AREAS OF INTEREST: Wittgenstein, Ancient Philosophy (with emphasis on Plato's metaphysics and psychology), Philosophy of Religion, Philosophy of Mind, Ancient Greek Language for Philosophers
Ph.D. thesis title: Wittgenstein, the Self and Religious Life
The dissertation examines Wittegenstein's critique of Cartesian dualism along with analysing central themes in philosophy of religion and philosophy of mind. Its main target is to show that dualism is not only an untenable position in philosophy of mind; but also that, contrary to what is traditionally accepted, it is unsuitable or even destructive to fundamental religious claims (e.g. self-awareness, unique moral status, spirituality, eternal life). Within the framework of the thesis there are also specific discussions of the way the Medieval philosophers Augustine, Anselm of Canterbury and Thomas Aquinas conceive the soul and mind.
Among the courses she has taught on the undergraduate and graduate level: Introduction to Philosophy, Ancient Philosophy, Medieval Philosophy, Advanced History of Philosophy, Philosophy of Mind, Wittgenstein, Plato: Phaedo, Plato: Symposium. Also Modern Greek, Ancient Greek, and Latin at the department of Western Languages and Literatures.
Some of her publications are:
"Science and Ritual: the Limits of Scientific Explanation and of the Cartesian Metaphysics of the Self" (in Greek), Neysis. Athens, Winter 1998.
"From Homer to Plato: Beginnings of the Concept of the Self in Greek Thought" (in Greek), Philologos. Summer 1998.
"Dualism and the Soul: a Wittgensteinian Approach" (in Greek), Deykalion. Athens, Winter 1999.

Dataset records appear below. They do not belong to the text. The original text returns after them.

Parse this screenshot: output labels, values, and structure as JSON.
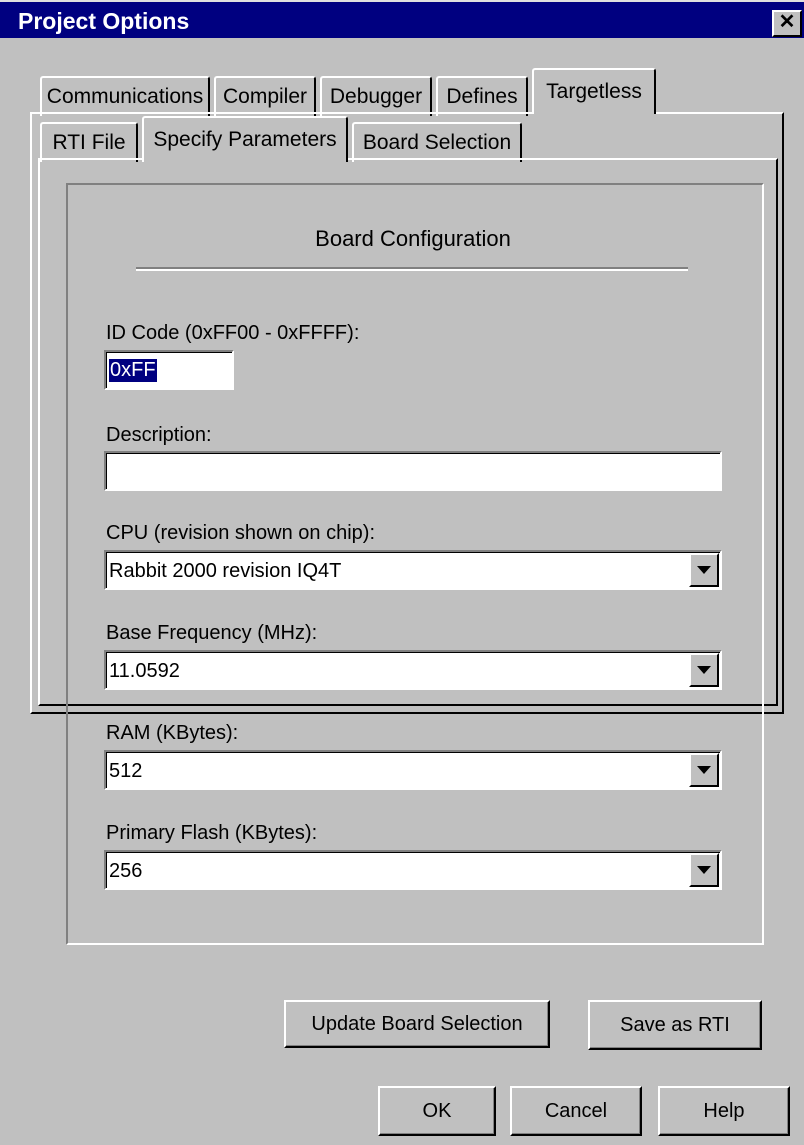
{
  "window": {
    "title": "Project Options",
    "close_glyph": "✕"
  },
  "tabs_top": [
    {
      "label": "Communications"
    },
    {
      "label": "Compiler"
    },
    {
      "label": "Debugger"
    },
    {
      "label": "Defines"
    },
    {
      "label": "Targetless",
      "active": true
    }
  ],
  "tabs_sub": [
    {
      "label": "RTI File"
    },
    {
      "label": "Specify Parameters",
      "active": true
    },
    {
      "label": "Board Selection"
    }
  ],
  "board_config": {
    "heading": "Board Configuration",
    "id_code": {
      "label": "ID Code (0xFF00 - 0xFFFF):",
      "value": "0xFF"
    },
    "description": {
      "label": "Description:",
      "value": ""
    },
    "cpu": {
      "label": "CPU (revision shown on chip):",
      "value": "Rabbit 2000 revision IQ4T"
    },
    "base_frequency": {
      "label": "Base Frequency (MHz):",
      "value": "11.0592"
    },
    "ram": {
      "label": "RAM (KBytes):",
      "value": "512"
    },
    "flash": {
      "label": "Primary Flash (KBytes):",
      "value": "256"
    }
  },
  "actions": {
    "update_board_selection": "Update Board Selection",
    "save_as_rti": "Save as RTI"
  },
  "footer": {
    "ok": "OK",
    "cancel": "Cancel",
    "help": "Help"
  }
}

"Love: Its Forms, Dimensions and Paradoxes," Book Review of the book by İlham Dilman. Philosophical Investigations, vol. 23, No. 3. (Blackwell, Oxford, UK and Malden, USA, July 2000).
"Platonik Düalizm ve Ruh-bir yaklaşım denemesi," Felsefe Tartışmaları, vol. 30, 61-67, 2003 Translation (from German to Greek): Die Eigenart der Griechen: Einführung in die Griechische Kultur, by R. Harder.

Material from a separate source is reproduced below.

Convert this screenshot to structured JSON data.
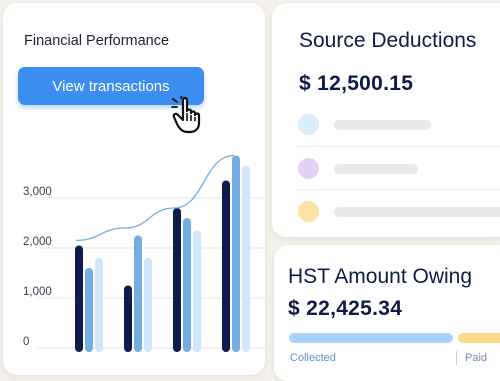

She has also contributed papers and conference speeches on issues pertaining to the teaching of Greek as a foreign language.